Social missions should be cut down because they are now useless and a mere source of dependency. This ought to be told forcefully to people, that the way things are with chavismo they will always remain dependent of a Mision. Like a life sentence to mediocrity. People are actually aware of that and maybe offering social services organized for active reinsertion could work better for them and at lower costs. I am tired to hear pollster stating that it is wrong to criticize misiones, that it loses votes. To criticize, for example, the "college degrees" the regime is handing as if they were from a laundry detergent packet make our side lose the votes of the graduate's family because for them a degree is a degree. And what are we going to do with them when they have no jobs, when they refuse menial ones, because they have a bolivarian crappy degree? Remedial courses through real universities should be bluntly offered for free to these victims explaining to them that soon not even the state will be able to hire such graduates. They know it is the right thing because not a single one of them is hired by the private sector, unless bolibourgeois business hire a quota to please some "contacts". We can apply similar reasoning to many of these Misiones of debilitating consequences.
Budget should be balanced.
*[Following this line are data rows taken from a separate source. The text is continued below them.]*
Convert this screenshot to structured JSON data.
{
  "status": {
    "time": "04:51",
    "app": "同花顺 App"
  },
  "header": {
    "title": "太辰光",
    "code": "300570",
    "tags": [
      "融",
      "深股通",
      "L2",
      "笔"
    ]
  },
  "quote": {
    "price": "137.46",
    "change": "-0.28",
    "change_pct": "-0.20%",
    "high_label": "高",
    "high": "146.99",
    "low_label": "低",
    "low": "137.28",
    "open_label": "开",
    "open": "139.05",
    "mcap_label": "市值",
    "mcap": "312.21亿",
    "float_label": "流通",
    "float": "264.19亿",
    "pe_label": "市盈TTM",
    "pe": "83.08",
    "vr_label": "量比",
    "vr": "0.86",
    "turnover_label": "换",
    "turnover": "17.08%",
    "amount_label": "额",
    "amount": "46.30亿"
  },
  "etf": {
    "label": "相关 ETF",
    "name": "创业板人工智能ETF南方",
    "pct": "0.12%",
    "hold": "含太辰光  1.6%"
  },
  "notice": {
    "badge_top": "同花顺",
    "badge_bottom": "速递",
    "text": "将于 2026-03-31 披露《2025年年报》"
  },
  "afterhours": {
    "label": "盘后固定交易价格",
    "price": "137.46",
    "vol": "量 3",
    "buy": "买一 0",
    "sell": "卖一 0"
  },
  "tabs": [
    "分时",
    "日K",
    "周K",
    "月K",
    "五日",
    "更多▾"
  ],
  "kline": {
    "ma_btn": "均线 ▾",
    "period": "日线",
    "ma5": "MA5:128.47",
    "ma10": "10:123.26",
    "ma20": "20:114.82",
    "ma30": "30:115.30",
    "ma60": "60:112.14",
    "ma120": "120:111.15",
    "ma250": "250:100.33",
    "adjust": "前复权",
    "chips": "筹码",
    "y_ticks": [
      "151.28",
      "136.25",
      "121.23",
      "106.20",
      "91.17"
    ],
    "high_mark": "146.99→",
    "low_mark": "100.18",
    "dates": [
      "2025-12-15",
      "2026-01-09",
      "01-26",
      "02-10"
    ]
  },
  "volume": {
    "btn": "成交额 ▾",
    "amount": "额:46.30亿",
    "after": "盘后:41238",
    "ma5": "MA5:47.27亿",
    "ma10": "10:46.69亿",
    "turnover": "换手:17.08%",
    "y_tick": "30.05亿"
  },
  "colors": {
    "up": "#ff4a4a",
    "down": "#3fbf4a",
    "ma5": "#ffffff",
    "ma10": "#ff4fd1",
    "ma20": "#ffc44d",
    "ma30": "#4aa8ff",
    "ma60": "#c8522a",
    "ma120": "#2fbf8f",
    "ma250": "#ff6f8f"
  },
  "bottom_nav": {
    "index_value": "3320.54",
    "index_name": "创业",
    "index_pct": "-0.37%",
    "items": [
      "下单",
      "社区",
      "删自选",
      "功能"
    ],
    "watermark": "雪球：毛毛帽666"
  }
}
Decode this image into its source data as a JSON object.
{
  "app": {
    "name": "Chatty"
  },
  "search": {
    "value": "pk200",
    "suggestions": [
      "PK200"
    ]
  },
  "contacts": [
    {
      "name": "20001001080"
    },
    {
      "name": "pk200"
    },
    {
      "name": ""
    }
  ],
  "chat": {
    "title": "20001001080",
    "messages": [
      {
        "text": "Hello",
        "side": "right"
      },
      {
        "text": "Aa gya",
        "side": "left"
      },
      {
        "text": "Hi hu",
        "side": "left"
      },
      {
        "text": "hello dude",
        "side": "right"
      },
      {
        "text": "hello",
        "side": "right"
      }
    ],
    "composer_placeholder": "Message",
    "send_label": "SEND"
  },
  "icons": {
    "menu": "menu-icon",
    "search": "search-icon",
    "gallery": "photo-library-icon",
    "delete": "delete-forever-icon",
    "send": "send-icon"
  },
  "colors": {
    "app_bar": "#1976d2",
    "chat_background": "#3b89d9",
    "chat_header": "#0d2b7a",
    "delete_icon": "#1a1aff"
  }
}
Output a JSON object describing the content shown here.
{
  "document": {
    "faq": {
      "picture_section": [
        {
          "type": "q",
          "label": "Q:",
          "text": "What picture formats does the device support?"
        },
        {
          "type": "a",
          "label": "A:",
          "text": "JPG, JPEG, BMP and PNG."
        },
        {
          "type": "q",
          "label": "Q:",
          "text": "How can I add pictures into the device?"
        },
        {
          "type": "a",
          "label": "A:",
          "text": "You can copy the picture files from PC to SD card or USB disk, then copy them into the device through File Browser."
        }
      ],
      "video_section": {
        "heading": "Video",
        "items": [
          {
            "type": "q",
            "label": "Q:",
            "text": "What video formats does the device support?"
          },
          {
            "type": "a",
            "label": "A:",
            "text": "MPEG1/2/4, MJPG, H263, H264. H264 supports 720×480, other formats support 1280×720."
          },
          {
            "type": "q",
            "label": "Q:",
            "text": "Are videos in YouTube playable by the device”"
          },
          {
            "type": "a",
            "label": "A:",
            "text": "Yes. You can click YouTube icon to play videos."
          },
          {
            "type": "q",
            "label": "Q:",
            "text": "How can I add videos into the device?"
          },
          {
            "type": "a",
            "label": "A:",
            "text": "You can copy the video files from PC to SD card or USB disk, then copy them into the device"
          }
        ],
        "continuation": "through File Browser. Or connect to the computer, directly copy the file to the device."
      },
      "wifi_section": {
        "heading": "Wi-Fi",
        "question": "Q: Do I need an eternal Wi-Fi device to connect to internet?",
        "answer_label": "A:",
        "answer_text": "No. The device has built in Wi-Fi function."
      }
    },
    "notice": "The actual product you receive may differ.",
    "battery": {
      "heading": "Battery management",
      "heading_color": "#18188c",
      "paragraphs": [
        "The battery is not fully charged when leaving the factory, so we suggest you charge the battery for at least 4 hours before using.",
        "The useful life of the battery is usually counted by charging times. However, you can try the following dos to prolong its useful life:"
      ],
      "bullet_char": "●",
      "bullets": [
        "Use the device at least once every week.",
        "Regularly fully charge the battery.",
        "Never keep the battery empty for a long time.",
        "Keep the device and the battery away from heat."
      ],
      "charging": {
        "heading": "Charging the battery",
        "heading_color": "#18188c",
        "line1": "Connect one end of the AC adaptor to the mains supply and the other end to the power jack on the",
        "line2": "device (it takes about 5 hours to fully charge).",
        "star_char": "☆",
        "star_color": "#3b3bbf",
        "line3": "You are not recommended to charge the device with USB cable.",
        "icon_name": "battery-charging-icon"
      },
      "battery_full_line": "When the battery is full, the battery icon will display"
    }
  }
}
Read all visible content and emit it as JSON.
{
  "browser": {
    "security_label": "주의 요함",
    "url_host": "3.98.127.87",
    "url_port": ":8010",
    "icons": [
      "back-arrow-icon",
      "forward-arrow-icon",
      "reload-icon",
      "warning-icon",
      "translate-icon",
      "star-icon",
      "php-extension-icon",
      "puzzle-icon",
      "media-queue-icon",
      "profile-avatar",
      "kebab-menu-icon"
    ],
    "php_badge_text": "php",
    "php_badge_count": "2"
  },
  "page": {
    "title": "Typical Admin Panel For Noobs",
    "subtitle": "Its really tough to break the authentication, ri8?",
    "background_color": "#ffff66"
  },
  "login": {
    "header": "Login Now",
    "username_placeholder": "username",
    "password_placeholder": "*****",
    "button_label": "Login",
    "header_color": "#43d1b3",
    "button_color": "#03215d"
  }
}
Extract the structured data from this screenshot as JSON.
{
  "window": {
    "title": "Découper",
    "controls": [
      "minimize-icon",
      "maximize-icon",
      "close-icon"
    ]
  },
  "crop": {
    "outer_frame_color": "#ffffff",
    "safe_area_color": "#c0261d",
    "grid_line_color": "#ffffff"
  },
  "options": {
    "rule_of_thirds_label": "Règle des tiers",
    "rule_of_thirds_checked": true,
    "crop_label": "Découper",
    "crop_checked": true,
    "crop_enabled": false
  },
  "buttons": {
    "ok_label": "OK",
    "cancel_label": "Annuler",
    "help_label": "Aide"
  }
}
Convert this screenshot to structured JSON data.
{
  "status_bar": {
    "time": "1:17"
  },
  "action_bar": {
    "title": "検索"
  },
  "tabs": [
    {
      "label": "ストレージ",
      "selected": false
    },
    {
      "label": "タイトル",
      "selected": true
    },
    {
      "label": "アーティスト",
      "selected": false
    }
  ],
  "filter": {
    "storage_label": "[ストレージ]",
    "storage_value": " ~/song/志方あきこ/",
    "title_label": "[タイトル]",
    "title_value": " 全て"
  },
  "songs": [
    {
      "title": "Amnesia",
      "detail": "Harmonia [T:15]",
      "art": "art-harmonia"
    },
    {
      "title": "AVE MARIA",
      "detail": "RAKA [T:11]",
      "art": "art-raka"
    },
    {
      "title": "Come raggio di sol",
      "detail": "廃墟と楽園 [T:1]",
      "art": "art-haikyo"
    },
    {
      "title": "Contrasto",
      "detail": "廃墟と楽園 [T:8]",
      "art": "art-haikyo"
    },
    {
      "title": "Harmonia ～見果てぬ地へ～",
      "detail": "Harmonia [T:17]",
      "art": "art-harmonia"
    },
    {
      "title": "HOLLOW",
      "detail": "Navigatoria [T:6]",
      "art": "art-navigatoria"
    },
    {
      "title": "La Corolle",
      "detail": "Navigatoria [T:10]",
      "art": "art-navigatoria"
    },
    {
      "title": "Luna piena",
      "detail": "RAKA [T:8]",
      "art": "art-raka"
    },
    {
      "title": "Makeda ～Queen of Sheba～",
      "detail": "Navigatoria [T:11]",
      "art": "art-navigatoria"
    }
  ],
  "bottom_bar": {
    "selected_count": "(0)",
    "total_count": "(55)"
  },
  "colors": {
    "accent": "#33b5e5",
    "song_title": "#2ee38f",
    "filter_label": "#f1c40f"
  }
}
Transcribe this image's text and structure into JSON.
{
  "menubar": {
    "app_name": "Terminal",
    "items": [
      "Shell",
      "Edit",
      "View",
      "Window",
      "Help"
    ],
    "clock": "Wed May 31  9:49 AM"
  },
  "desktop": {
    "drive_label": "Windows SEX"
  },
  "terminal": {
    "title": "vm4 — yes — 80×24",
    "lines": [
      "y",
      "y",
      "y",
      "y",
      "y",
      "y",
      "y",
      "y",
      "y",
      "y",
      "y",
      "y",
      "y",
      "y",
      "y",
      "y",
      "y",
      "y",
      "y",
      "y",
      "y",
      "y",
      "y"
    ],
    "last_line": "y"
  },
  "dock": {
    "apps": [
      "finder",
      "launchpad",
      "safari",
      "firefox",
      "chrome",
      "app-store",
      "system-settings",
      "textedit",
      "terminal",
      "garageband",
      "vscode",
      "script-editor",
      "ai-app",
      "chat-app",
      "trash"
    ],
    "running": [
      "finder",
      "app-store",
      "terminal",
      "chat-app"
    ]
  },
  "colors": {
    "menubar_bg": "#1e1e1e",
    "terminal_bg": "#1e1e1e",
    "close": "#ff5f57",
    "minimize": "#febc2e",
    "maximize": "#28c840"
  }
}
Period. That is the only way to lower inflation to acceptable levels because as long as oil will be our number 1 product we will be always an inflationary economy. And anyone who makes more that two minimal wage should be subjected to small, even nominal, flat tax without deductible. The reason is to create understanding in the population that you can only claim rights when you pay for them. Paradoxically the notion grows when you pay taxes, even if symbolic. This does not mean that the rich will have the same tax rate, no: they will be taxed as they are now and maybe more, to force the middle class and upper one to get interested in how the polis works. What needs less taxes is business which are dying under the chavista burden. The culture that business pay for all, coming from PDVSA as the nation's milk cow, should be put to rest.
This all may sound right wing for many but it is not. I suggest that you look really into Venezuela's history in the last 50 years, and realize that we never had any government that was right wing. All were populists. The only one that attempted a mild escape was Carlos Andres Perez II in the late 80ies. For all the chavista propaganda there was never a neo liberal government in Venezuela and maybe it is time to try one, with the caveats included above. Whether I agree with it or not is irrelevant the point is that as long as we do not try to cure the Venezuelan voter from its belief that all must come from the state (and that applies to many, many inside the opposition) we will never have a chance to become a real country. Period. We need to substitute a culture of rights by a culture of duties and this is a decades long process. The sooner we start the faster the results.
I am afraid to tell you that I see NO ONE inside the opposition coming even close on a couple of these items. They actually think that having a mayoral seat here and there is the best way to unseat chavismo someday.
I predict that I am entering a long and lonely period. But that is OK because I will constantly be proven right. Call me Cassandra Duquenal if you wish, probably with a similar fate in the end.